(Beginning of Dataset excerpts)

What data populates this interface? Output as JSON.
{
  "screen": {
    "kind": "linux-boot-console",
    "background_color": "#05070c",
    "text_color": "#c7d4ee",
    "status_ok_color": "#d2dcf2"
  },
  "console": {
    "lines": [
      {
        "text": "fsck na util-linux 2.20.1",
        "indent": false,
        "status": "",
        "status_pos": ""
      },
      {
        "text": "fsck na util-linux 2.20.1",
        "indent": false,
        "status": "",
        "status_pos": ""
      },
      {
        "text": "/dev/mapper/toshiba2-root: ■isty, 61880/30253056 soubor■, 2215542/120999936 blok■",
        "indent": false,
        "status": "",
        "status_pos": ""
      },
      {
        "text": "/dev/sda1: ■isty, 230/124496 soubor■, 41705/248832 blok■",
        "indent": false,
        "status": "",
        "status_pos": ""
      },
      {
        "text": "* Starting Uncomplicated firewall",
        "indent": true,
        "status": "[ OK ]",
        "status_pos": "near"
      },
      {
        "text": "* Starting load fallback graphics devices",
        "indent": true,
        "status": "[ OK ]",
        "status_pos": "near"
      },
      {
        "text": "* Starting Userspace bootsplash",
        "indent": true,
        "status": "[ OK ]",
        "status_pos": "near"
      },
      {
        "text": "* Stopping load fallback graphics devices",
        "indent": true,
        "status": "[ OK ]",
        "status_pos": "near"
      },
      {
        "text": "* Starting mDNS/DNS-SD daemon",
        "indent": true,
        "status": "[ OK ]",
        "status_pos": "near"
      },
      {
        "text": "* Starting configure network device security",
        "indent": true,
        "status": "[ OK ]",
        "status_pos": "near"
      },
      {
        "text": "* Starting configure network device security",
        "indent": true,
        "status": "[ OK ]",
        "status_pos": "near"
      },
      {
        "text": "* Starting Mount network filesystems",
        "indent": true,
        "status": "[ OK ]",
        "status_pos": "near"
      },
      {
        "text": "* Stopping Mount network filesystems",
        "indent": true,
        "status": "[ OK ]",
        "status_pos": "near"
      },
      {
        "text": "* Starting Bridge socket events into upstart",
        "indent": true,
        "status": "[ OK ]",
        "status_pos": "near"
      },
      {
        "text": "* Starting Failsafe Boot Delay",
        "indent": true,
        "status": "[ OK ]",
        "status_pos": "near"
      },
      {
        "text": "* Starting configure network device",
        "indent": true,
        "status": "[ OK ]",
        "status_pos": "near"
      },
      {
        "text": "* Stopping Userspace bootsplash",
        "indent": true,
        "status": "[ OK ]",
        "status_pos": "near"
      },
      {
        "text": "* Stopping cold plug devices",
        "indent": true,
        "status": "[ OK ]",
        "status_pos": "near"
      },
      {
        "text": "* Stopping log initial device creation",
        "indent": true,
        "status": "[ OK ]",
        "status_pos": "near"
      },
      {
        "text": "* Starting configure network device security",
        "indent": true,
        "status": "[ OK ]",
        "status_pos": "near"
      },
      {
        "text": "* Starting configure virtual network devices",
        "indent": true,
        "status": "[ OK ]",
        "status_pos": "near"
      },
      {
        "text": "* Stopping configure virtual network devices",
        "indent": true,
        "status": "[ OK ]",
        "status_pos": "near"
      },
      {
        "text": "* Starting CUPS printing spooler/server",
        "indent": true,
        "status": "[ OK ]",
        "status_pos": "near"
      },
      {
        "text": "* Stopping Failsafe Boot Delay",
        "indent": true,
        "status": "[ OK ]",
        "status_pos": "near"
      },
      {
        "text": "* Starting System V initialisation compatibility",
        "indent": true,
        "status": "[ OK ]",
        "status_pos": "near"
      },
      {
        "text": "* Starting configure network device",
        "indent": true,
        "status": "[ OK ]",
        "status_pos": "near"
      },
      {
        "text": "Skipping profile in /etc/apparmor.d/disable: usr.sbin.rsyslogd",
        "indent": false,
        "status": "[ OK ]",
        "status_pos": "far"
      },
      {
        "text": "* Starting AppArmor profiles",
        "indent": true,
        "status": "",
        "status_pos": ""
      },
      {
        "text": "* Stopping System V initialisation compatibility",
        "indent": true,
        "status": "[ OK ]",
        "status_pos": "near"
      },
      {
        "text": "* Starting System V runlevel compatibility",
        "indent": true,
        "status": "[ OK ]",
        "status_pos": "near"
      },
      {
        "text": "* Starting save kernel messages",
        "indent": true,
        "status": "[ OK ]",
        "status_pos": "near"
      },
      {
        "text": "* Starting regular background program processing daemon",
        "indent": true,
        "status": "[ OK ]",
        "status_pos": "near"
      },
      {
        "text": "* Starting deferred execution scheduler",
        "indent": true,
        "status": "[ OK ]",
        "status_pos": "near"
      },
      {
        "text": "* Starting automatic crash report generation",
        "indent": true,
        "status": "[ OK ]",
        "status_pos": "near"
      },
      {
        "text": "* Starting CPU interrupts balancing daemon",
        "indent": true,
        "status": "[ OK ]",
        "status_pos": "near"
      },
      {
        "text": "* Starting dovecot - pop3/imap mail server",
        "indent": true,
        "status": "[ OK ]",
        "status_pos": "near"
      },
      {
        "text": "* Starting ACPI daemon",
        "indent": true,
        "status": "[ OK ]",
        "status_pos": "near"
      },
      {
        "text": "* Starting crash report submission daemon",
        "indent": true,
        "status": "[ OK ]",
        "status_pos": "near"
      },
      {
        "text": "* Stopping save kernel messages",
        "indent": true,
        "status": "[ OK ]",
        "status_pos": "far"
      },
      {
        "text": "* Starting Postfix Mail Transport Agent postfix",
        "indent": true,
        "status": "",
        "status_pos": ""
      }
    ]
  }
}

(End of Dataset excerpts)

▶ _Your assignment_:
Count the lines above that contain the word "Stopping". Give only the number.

▶ _Result of the exercise_:
9